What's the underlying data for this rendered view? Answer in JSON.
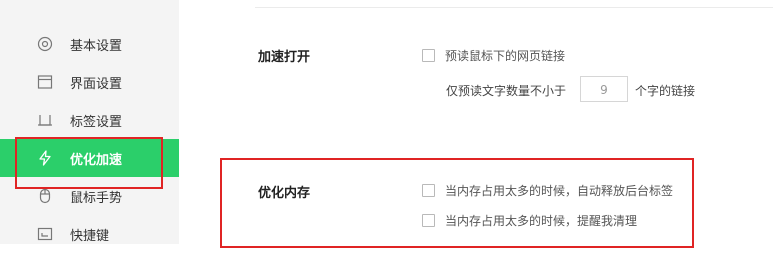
{
  "sidebar": {
    "items": [
      {
        "label": "基本设置",
        "icon": "gear-circle-icon"
      },
      {
        "label": "界面设置",
        "icon": "window-icon"
      },
      {
        "label": "标签设置",
        "icon": "tab-icon"
      },
      {
        "label": "优化加速",
        "icon": "lightning-icon",
        "active": true
      },
      {
        "label": "鼠标手势",
        "icon": "mouse-icon"
      },
      {
        "label": "快捷键",
        "icon": "keyboard-icon"
      }
    ]
  },
  "sections": {
    "speed_open": {
      "title": "加速打开",
      "preload_option": "预读鼠标下的网页链接",
      "min_chars_prefix": "仅预读文字数量不小于",
      "min_chars_value": "9",
      "min_chars_suffix": "个字的链接"
    },
    "optimize_memory": {
      "title": "优化内存",
      "option_auto_release": "当内存占用太多的时候，自动释放后台标签",
      "option_remind": "当内存占用太多的时候，提醒我清理"
    }
  },
  "colors": {
    "active_bg": "#2bcf6a",
    "highlight_border": "#e02424",
    "sidebar_bg": "#f4f4f4"
  }
}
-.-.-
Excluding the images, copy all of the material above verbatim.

Task solution =>
What's the underlying data for this rendered view? Answer in JSON.
{
  "sidebar": {
    "items": [
      {
        "label": "基本设置",
        "icon": "gear-circle-icon"
      },
      {
        "label": "界面设置",
        "icon": "window-icon"
      },
      {
        "label": "标签设置",
        "icon": "tab-icon"
      },
      {
        "label": "优化加速",
        "icon": "lightning-icon",
        "active": true
      },
      {
        "label": "鼠标手势",
        "icon": "mouse-icon"
      },
      {
        "label": "快捷键",
        "icon": "keyboard-icon"
      }
    ]
  },
  "sections": {
    "speed_open": {
      "title": "加速打开",
      "preload_option": "预读鼠标下的网页链接",
      "min_chars_prefix": "仅预读文字数量不小于",
      "min_chars_value": "9",
      "min_chars_suffix": "个字的链接"
    },
    "optimize_memory": {
      "title": "优化内存",
      "option_auto_release": "当内存占用太多的时候，自动释放后台标签",
      "option_remind": "当内存占用太多的时候，提醒我清理"
    }
  },
  "colors": {
    "active_bg": "#2bcf6a",
    "highlight_border": "#e02424",
    "sidebar_bg": "#f4f4f4"
  }
}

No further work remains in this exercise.